Real-time digital communication is the bedrock of the answer. It does, however, need to be combined with the automated evaluation of customer data and documentation, a configurable rules engine and workflow management tools.
For many years, it has been possible to configure rules and use rules to drive workflow. This has been fine but constrained by the fact that much of the process relies on external data. Any solution will need not only data sourcing from many third-party services — credit reference bureaus, voters roll, surveyors and conveyancers — but also the real-time validation of that data.
All of the information in a mortgage application has to be reconciled and analyzed. In most cases, discrepancies are identified, resulting in an extensive rework of the application for the customer, the broker and the lender.
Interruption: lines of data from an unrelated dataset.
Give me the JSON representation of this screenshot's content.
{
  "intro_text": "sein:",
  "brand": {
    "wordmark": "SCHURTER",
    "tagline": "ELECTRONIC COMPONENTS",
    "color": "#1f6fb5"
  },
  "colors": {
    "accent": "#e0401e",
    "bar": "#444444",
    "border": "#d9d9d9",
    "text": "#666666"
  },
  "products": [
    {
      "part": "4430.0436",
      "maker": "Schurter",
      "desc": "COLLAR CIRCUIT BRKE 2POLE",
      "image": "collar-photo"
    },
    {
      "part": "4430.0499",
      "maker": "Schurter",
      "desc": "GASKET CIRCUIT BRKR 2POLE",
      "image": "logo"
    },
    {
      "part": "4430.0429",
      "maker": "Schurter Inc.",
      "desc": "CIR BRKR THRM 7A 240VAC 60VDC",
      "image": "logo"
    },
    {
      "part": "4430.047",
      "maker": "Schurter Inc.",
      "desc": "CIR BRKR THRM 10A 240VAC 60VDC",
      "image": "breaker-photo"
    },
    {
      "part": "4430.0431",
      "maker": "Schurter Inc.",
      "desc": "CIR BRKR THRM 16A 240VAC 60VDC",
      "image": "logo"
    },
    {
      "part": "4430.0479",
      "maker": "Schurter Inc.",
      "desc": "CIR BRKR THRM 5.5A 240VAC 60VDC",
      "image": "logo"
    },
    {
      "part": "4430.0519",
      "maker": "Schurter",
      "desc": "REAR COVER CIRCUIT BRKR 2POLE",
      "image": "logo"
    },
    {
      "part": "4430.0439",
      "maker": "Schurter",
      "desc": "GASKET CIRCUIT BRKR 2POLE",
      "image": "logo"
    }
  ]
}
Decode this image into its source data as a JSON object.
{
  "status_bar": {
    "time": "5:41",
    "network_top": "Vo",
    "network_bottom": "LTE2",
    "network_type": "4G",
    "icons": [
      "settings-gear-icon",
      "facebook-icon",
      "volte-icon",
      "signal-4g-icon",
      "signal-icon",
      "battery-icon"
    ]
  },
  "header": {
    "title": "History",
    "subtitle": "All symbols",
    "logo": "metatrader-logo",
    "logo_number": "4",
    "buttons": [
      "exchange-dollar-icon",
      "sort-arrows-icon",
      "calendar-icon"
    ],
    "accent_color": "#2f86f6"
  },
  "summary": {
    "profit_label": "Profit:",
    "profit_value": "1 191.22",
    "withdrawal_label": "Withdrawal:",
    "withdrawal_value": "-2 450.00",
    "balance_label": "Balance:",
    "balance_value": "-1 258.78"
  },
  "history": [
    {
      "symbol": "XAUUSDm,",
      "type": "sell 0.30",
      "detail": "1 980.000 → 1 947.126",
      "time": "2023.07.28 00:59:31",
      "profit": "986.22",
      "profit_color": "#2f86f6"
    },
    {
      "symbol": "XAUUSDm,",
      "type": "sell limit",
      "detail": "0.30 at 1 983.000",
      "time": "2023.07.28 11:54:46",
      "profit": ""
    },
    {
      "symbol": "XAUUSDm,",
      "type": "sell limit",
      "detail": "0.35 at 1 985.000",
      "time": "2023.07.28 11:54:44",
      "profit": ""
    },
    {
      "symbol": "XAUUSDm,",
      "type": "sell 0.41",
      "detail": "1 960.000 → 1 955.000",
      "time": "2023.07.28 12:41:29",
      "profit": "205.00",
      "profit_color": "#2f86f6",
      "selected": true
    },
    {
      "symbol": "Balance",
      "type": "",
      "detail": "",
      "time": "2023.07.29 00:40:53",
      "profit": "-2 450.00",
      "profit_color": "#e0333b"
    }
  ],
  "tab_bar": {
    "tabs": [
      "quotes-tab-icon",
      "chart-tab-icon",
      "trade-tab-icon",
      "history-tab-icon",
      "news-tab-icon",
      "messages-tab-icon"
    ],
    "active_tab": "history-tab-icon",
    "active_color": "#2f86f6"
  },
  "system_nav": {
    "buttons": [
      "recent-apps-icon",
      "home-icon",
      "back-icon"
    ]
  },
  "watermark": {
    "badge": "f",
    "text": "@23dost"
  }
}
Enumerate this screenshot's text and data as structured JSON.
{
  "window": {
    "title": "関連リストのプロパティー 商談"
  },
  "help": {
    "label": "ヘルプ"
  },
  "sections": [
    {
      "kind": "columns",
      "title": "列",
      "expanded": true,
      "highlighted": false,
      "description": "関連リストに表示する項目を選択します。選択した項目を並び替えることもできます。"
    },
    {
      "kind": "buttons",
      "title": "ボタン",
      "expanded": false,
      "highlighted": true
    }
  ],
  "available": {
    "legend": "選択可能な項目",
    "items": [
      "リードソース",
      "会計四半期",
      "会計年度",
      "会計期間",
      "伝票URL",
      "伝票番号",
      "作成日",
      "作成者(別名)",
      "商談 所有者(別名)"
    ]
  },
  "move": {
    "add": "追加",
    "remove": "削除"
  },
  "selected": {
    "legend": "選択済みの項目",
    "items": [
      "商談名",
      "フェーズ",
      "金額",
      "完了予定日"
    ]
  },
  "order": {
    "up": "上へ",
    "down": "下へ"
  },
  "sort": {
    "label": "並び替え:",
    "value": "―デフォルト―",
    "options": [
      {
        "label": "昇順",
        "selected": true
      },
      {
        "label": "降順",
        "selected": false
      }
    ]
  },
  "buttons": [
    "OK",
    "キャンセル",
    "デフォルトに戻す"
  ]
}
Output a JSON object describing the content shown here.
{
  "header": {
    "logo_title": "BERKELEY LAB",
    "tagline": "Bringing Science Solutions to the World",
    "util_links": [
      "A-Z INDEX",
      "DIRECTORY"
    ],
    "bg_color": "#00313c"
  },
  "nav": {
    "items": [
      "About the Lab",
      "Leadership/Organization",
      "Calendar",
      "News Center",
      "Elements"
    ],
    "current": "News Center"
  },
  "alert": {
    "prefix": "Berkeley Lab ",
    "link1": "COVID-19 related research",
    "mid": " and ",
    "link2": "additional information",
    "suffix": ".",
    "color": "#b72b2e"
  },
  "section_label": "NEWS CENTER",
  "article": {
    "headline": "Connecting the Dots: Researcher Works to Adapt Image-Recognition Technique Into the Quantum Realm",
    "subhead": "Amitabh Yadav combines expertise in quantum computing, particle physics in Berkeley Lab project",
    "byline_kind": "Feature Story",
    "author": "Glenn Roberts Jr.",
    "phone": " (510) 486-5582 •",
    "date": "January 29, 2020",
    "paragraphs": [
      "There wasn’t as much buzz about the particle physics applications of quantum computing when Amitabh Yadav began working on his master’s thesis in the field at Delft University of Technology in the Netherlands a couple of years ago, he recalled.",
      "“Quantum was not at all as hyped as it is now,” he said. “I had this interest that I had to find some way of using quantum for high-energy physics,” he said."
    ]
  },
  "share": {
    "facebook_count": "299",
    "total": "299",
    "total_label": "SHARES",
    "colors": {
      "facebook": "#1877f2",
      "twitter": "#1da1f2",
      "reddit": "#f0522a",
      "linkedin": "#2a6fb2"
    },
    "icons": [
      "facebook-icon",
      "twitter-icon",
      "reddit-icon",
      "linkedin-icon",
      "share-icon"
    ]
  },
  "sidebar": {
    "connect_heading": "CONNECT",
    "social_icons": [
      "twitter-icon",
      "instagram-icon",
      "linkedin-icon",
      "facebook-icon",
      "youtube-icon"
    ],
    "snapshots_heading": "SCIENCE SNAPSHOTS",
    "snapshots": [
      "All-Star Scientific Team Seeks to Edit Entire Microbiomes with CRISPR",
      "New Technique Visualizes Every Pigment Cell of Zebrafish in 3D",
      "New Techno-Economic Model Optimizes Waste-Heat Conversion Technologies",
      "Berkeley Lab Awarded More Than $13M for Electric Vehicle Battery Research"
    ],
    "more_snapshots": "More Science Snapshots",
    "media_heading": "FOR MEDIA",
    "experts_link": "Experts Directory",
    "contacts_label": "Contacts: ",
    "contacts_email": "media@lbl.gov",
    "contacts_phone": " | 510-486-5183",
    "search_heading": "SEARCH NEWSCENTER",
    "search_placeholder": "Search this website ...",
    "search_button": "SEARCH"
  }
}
Real-time digital communication and data validation cuts a significant possibility for lag out of the process and provides the prospect of instant answers.
Progressively transforming a legacy system gives lenders a low-risk chance to reimagine the lending process. It presents the opportunity to trial a system where open data and value-added services are made available to the customer or broker at the start of the process. Data is automatically submitted to the lender, and issues like availability and eligibility are checked immediately. The lenders’ system guides the process, passing any issues instantly back to the broker for resolution — and where available, the result of the application is shared on the spot.
An elegant combination of the right technology can drive all of this by enabling greater automation, auto-population, and the hyper-personalization of advice and pricing.
Price pressure in the UK mortgage market is likely to continue and could increase in the future. As such, it is a good time for mortgage lenders to survey their options.
There is a clear need for integrated systems and intelligent process guidance for all stakeholders in the mortgage process. Providing the ability to assess individual circumstances quickly, search the market, simplify information capture and guide the journey will create a go-to lender for broker advisers.
There are no silver bullets, but there is a path forward. In a market experiencing margin pressures, lenders who proactively integrate their systems with digital solutions will be better positioned to win what is likely to be a long war of attrition.